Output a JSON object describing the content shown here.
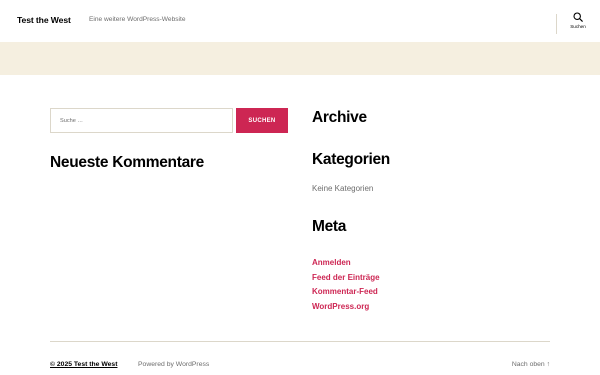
{
  "header": {
    "site_title": "Test the West",
    "site_description": "Eine weitere WordPress-Website",
    "search_toggle_label": "Suchen"
  },
  "sidebar_left": {
    "search": {
      "placeholder": "Suche …",
      "value": "",
      "submit_label": "SUCHEN"
    },
    "recent_comments_title": "Neueste Kommentare"
  },
  "sidebar_right": {
    "archive_title": "Archive",
    "categories_title": "Kategorien",
    "categories_empty": "Keine Kategorien",
    "meta_title": "Meta",
    "meta_links": [
      {
        "label": "Anmelden"
      },
      {
        "label": "Feed der Einträge"
      },
      {
        "label": "Kommentar-Feed"
      },
      {
        "label": "WordPress.org"
      }
    ]
  },
  "footer": {
    "copyright": "© 2025 Test the West",
    "powered_by": "Powered by WordPress",
    "to_top": "Nach oben ↑"
  },
  "colors": {
    "accent": "#cd2653",
    "banner_background": "#f5efe0",
    "secondary_text": "#6d6d6d",
    "border": "#dcd7ca"
  },
  "icons": {
    "search_toggle": "search-icon"
  }
}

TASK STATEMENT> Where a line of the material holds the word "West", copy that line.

RESULT FOR THIS EXERCISE>
    "site_title": "Test the West",
    "copyright": "© 2025 Test the West",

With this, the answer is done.